Data under study:
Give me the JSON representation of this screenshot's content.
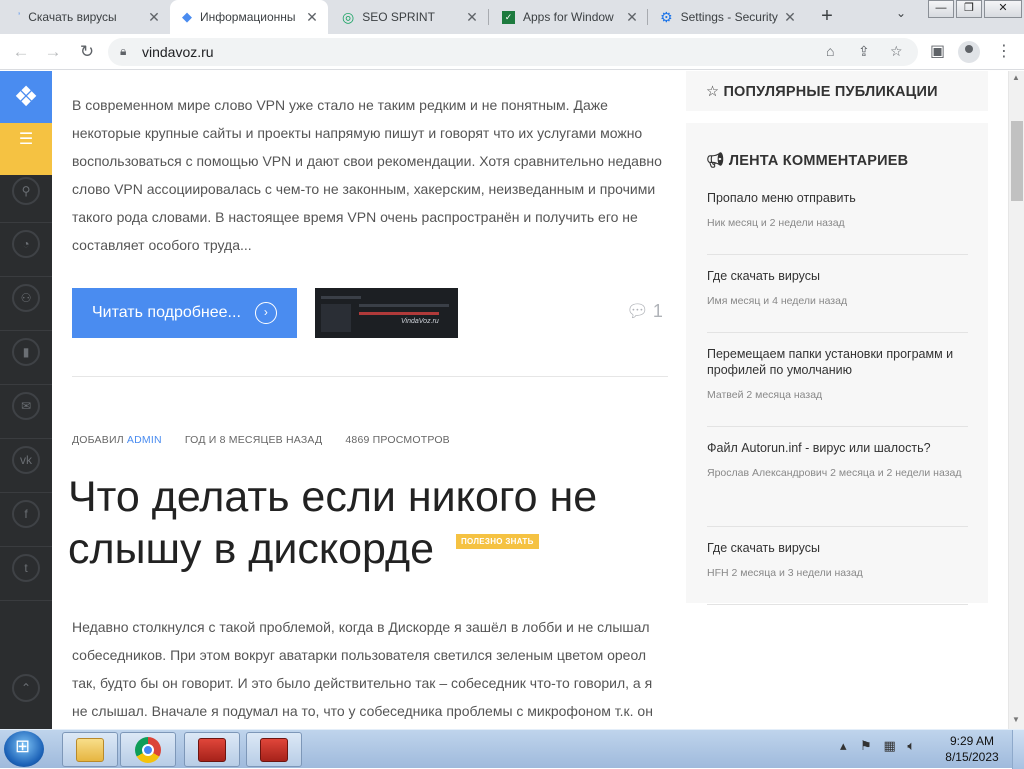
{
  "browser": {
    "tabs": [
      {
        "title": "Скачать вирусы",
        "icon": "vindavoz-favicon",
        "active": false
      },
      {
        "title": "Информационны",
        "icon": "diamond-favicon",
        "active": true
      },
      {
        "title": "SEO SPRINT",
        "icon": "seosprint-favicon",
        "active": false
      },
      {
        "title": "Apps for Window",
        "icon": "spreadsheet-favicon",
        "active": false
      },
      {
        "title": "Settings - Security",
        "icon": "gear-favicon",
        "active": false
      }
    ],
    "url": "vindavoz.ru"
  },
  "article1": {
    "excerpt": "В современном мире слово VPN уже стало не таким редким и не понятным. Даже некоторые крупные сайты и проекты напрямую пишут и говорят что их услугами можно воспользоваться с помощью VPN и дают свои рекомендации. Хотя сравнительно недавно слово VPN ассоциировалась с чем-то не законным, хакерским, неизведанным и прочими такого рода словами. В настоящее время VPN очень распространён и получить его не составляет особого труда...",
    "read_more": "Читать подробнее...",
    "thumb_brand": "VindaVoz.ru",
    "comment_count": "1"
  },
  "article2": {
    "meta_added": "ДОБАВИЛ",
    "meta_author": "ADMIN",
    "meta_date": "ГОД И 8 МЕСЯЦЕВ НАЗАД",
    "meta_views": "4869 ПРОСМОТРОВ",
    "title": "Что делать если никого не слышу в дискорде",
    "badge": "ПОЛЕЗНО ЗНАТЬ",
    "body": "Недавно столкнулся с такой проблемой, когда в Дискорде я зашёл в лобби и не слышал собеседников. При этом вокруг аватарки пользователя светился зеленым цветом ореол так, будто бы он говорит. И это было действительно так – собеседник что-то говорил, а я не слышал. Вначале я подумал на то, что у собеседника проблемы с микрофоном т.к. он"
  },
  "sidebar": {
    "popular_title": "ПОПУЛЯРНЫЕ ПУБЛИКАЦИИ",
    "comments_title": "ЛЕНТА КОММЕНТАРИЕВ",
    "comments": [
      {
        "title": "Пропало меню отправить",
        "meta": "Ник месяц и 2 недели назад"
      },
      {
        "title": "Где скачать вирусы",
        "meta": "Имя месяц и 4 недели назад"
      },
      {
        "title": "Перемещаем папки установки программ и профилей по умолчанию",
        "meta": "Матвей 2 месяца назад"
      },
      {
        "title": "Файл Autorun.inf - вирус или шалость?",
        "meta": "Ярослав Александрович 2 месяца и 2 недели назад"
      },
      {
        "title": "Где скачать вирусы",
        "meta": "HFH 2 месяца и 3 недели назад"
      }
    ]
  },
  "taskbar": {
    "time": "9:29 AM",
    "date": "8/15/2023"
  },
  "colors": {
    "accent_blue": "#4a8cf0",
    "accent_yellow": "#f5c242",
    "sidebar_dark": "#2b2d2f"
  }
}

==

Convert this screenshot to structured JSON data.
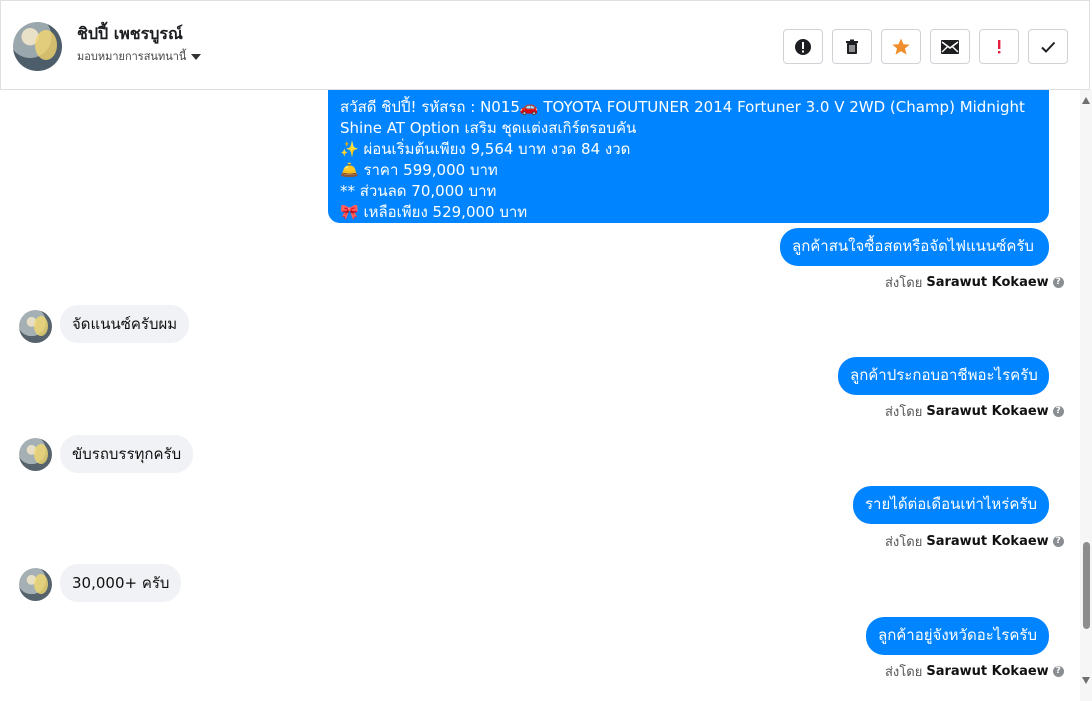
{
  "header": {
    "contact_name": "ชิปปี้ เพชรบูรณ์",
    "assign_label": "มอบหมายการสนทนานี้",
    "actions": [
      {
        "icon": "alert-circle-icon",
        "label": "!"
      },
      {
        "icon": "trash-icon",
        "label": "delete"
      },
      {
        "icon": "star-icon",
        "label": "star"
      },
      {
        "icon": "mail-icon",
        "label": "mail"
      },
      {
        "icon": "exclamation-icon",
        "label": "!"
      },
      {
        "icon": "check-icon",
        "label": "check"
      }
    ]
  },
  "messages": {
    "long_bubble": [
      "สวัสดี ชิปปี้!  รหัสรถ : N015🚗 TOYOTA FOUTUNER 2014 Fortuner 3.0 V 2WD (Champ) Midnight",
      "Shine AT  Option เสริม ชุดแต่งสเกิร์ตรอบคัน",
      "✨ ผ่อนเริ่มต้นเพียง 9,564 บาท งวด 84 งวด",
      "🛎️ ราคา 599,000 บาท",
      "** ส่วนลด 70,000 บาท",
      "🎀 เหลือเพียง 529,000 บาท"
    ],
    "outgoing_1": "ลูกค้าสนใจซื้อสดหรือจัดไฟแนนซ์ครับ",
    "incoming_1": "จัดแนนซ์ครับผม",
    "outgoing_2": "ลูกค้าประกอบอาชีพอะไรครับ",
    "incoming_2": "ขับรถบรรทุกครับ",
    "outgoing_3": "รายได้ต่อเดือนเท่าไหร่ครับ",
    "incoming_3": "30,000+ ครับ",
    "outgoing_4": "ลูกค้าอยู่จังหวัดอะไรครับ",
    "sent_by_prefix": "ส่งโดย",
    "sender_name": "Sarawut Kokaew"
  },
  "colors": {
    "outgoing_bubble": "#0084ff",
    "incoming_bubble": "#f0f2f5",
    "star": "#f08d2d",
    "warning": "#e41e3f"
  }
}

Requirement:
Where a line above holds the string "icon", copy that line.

Answer to this task:
        "icon": "vindavoz-favicon",
        "icon": "diamond-favicon",
        "icon": "seosprint-favicon",
        "icon": "spreadsheet-favicon",
        "icon": "gear-favicon",
        "icon": "alert-circle-icon",
        "icon": "trash-icon",
        "icon": "star-icon",
        "icon": "mail-icon",
        "icon": "exclamation-icon",
        "icon": "check-icon",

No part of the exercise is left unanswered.